Rob Ryan minds manners before reunion

Who figured that the Big Easy would be the place for a 50-year-old man to learn etiquette?

Rob Ryan, who was known as much for his blunt, brash personality as his blitz packages during his brief stint as the Dallas Cowboys' defensive coordinator, has gone to great pains to mind his manners when speaking publicly since being hired by the New Orleans Saints.

That continued Friday, with Ryan taking the high road in his weekly press conference before facing the Cowboys despite a handful of Dallas media members trying their best to bait him into providing headline fodder.

When the Cowboys faced the Cleveland Browns, Ryan's former team, he made no bones about holding a grudge. But Ryan, who has quickly become a cult figure of sorts in New Orelans, insists that isn't the case with this reunion.

"If I worried about every team that's fired me, hell, I'd have a grudge every week," Ryan cracked to reporters. "This is a huge game for both teams. Hey, this is what it is. That's how this sport is. People change teams.

"Thank God it's not like hockey coaches yet, where they just keep changing them every period. It is the way it is. I love those players out there. They were great to me, as well as everyone in that organization, and I was fortunate to be with them for two years."

Ryan readily admits he was "pissed" when the Cowboys fired him, a decision that was relayed to him while he was relaxing on the beach in Turks and Caicos on a family vacation. He famously said at the time that he'd be "out of work for like five minutes." It took a bit longer than that -- and a little layover in St. Louis -- before Ryan settled in New Orleans, but he's certainly pleased with his current situation.

The Saints are 6-2, and Ryan has played an integral role in their success this season.

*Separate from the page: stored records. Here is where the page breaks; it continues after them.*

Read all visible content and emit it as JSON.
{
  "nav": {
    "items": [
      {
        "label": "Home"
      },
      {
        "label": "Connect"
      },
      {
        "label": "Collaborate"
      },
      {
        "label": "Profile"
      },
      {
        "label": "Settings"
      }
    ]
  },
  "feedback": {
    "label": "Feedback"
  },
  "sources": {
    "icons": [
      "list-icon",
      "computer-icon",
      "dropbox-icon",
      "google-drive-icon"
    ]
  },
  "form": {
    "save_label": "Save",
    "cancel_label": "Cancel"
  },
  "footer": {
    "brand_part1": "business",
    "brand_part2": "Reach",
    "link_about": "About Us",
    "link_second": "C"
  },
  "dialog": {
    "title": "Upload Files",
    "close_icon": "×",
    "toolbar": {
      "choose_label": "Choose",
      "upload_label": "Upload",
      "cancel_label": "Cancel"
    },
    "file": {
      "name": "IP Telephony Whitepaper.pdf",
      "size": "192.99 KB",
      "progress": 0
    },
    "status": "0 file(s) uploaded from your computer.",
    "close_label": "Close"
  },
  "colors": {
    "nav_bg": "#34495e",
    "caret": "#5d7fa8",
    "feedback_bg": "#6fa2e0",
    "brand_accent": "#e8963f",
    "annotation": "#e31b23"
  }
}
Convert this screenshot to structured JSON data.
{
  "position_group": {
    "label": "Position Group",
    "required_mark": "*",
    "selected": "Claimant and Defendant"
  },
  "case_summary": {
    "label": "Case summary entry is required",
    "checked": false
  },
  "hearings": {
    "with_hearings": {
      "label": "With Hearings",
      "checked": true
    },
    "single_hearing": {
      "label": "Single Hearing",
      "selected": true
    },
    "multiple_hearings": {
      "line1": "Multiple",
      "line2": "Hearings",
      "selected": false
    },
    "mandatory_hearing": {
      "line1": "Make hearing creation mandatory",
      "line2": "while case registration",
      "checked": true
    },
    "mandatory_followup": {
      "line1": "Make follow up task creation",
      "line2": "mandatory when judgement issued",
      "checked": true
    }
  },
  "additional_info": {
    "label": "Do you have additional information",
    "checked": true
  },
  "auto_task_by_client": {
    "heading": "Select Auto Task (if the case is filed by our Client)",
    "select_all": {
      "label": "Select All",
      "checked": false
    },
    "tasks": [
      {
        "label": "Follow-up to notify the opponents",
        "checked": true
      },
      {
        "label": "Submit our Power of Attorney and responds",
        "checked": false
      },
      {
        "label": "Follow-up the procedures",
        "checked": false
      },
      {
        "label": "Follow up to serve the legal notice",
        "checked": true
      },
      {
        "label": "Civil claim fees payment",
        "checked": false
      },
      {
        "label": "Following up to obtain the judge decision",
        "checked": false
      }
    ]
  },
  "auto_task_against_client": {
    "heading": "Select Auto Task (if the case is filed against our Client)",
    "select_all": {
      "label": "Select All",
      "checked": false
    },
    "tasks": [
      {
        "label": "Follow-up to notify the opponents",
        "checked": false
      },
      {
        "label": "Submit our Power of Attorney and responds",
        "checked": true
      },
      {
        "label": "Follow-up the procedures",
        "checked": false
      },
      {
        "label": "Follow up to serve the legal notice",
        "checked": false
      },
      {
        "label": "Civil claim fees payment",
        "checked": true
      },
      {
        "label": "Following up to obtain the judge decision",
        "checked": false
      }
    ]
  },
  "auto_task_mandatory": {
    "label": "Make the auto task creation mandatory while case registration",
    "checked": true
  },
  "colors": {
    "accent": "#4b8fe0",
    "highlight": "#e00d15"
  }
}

New Orleans, which allowed the most yards in league history last season, is ninth in total defense and fifth in scoring defense.

Meanwhile, the Cowboys moved on with Monte Kiffin and rank second to last in total defense and are in the middle of the pack in scoring defense.

"You just have to come to the conclusion that not everybody thinks like I do," Ryan said of his departure from Dallas. "I always think I'm going to do great because I pour everything I got into the job. Some people don't think it's good enough and they fire you and you get pissed because you've done your best. Whatever happens, happens.

"I'm excited to be here. This is the most excited about any spot that I've ever been. I love it here in New Orleans. I love this team. I love these players. I love how the team is run. I love the organization. It feels like home, and it's a great spot for me."

Maybe Ryan is still bitter about being whacked by Jerry Jones, but he definitely didn't want to make a big deal about it this week. He had nothing but high praise for the Cowboys, particularly the offense with "a ton of weapons" the Saints will face Sunday night.

He'll leave the hard feelings to his dad, Buddy Ryan, whose hatred of the Cowboys dates to his days as the Philadelphia Eagles' head coach.

"I think my dad had genuine hate for Dallas," Ryan said, "and I don't."

Ryan's got a lot of love for New Orleans, and that feeling is mutual.